Getting a dog proved to be a bit of a rigmarole, truth be told. It was 1998, and though we already had a cat, my parents decided that what the household really needed was a puppy. So, one day when I was at school, off they trundled to the nearby Dogs Trust (called the NCDL back then) re-homing centre and picked the one they wanted. They couldn't take her home, mind. What followed was a lengthy process that involved people checking out our garden, our house, our family and our sanity before we were finally able to bring her home and add one to the family. Even then, she wasn't allowed to walk out on pavements for the first week or so, for reasons I'm still not entirely sure of.
She's not able to give us her life story - she's a dog - so all we know about her past is what the NCDL people told us, and that might be one tall tale. Nevertheless, they told us that she belonged to a farmer based somewhere in North Wales, until he realised that she wouldn't be suitable for a farmers dog, so he promptly dumped her on some mountains somewhere and left her to die. Fortunately she was found by someone before she froze to death and was taken to the re-homing people. That's the line I've always been given anyway - quite how she went from North Wales to the NCDL place in West Sussex is anyone's guess, to be honest.
But whatever her past, she ended up with us, and the past 13 years round our gaff have been accompanied by barking, whining, begging for food and loose bowels - those last two attributed to me, admittedly. Sadly though, very soon that's all about to change, because the dog is old. The dog is on her last legs. The dog, alas, is almost out of time. The first notable sign of decline came about a year ago, when we noticed that one of her eyes had gone a bit cloudy. Since then, they've both deteriorated - she has cataracts, and the vet told us she's pretty much blind now. The second sign came at the end of a walk one day, when her back legs suddenly gave way beneath her and she struggled to scramble back upright. The third sign was the tumour.
It's awfully difficult to know what to do. The tumour is the main issue - it's the size of a tennis ball, and with it hanging down under her her mobility is severely restricted - not to mention that she has arthritis and her back legs are now very weak. She's fallen down the stairs a few times, and most nights one of us has to pick her up and carry her as she can't climb them any more. As mentioned earlier, her eyes are going/gone, and she spends most of the day sleeping. All of which leads us to one conclusion, except...
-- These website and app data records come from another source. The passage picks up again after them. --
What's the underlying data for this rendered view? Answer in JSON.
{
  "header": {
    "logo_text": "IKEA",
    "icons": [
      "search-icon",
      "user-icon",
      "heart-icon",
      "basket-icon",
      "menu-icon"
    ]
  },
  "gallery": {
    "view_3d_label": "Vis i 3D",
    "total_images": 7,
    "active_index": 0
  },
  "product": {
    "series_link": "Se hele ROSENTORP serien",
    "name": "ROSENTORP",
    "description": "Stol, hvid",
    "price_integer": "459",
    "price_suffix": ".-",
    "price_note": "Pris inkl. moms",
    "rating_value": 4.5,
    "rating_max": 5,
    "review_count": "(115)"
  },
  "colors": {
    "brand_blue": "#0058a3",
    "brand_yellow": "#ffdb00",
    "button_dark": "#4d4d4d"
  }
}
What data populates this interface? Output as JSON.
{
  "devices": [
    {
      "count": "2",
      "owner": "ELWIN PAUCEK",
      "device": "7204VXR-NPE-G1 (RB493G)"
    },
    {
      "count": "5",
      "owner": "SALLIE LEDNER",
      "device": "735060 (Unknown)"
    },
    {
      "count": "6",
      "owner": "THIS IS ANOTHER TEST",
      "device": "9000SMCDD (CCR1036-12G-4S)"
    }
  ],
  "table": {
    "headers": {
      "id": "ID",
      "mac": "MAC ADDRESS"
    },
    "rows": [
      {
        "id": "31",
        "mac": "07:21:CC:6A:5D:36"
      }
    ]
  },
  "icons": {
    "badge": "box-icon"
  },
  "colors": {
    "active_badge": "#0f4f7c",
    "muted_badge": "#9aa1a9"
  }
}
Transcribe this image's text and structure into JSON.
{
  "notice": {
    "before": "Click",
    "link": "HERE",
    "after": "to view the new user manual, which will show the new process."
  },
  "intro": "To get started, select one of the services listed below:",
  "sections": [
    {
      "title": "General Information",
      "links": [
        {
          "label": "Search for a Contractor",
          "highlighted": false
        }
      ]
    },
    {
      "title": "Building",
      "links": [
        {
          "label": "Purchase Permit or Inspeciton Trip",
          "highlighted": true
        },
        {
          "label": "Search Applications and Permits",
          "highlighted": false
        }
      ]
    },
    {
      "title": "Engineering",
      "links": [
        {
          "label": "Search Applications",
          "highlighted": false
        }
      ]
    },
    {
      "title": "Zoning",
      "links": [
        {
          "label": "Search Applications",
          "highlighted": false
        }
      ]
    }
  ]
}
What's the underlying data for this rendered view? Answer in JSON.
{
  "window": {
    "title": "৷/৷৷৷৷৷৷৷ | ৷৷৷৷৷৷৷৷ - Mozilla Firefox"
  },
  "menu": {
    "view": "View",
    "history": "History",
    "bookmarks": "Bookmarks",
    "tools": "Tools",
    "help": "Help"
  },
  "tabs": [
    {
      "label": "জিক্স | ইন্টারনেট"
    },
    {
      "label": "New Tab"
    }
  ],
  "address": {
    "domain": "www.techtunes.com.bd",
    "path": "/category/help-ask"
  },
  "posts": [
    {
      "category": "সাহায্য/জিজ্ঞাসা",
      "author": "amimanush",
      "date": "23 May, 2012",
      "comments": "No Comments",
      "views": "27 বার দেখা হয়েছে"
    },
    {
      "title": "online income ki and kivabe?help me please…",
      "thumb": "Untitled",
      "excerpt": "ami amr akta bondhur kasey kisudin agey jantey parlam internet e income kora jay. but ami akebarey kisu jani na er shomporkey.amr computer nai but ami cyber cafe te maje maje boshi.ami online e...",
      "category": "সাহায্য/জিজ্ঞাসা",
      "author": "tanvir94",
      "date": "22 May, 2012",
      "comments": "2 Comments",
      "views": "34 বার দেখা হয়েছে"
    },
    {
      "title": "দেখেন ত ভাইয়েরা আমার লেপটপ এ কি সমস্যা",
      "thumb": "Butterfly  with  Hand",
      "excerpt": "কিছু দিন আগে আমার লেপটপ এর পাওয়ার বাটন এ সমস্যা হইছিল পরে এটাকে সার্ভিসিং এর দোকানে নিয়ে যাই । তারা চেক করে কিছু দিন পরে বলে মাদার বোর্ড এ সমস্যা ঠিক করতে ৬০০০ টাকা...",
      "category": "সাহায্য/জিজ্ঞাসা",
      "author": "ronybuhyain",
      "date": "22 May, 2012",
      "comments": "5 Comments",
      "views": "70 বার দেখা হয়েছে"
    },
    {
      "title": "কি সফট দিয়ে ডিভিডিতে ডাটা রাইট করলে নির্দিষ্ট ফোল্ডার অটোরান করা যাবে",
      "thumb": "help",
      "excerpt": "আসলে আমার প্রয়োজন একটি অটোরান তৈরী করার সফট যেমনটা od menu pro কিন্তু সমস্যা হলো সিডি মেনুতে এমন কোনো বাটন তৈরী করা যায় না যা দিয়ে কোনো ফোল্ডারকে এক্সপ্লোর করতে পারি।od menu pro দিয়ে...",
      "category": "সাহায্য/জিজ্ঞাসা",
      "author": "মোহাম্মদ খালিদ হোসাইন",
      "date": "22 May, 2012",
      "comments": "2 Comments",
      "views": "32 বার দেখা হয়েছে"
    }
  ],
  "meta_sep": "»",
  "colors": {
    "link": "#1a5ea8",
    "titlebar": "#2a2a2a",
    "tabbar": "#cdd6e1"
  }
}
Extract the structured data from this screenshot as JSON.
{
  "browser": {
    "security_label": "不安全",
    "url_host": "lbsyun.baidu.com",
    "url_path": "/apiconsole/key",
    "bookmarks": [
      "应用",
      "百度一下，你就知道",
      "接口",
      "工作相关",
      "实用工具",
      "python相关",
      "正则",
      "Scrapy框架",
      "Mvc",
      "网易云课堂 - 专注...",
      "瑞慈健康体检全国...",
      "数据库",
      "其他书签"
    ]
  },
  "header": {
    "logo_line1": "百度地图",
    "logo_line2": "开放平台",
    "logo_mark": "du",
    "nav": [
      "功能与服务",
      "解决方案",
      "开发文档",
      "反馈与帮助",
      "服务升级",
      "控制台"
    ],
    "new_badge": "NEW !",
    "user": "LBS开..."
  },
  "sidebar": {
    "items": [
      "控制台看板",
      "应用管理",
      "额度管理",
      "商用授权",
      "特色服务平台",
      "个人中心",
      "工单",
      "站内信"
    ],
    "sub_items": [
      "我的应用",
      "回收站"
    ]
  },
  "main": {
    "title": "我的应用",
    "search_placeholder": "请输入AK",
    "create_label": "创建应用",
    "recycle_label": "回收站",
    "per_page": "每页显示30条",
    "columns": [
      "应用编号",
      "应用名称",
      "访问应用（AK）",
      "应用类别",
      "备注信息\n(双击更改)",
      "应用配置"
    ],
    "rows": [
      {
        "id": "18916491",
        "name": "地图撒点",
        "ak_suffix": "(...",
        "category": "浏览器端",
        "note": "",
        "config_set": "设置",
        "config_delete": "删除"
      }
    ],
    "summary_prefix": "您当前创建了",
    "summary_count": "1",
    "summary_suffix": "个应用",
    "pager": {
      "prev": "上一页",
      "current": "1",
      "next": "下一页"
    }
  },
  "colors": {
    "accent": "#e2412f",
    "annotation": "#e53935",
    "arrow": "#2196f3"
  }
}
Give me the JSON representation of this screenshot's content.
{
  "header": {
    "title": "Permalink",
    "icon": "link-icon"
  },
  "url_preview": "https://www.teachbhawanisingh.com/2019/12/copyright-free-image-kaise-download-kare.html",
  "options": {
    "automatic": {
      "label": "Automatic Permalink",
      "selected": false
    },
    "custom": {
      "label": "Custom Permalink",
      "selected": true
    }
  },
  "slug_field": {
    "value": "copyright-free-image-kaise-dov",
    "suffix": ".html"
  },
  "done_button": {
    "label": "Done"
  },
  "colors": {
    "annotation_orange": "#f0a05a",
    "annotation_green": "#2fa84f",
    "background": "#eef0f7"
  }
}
She walked three miles the other day. I don't know how - at one point I didn't think she was going to make it - but she did, even if she just plodded several paces behind us. She still barks like crazy at anyone at the door, still begs for food - though she can't jump up any more - and can still chase after next door's cat at an impressive rate. She still eats very well, and whilst her bowels have never been the greatest she's not incontinent. She certainly hasn't given up on life, of that we're sure, and we're pretty confident that she's not in any pain. There's no evidence to say she is. The last time we took her to the vets, he told us that the tumour is probably cancerous, but finding out would mean anaesthetic, and she certainly wouldn't survive that.
So what do you do? The first sign that she's in pain, the decision is made, but right now that's not a factor. From a purely selfish point of view, we don't want to make that trip to the vets over the Christmas period - although we will if we have to - and there's no reason to say goodbye just yet. But deep down, we know it's coming. It's 50/50 whether she'll see this Christmas, 0/100 that she'll see the next. I'm prepared for it, although the sadness will be inescapable, as will the puzzlement when the doorbell rings and there's no sound or no running to the door. I'm just hoping that she goes in her sleep, peacefully and at home.
I've never taken a photo of the dog, so the other day I went into the lounge with my phone and looked at her. She was sleeping, her tumour sticking out a mile, and I realised I couldn't do it - I couldn't take a photo of her like that. I've always thought that when I "grow up" I would like a dog - a big, cuddly, immensely loyal thing - but now I'm not so sure. They break your heart, pets.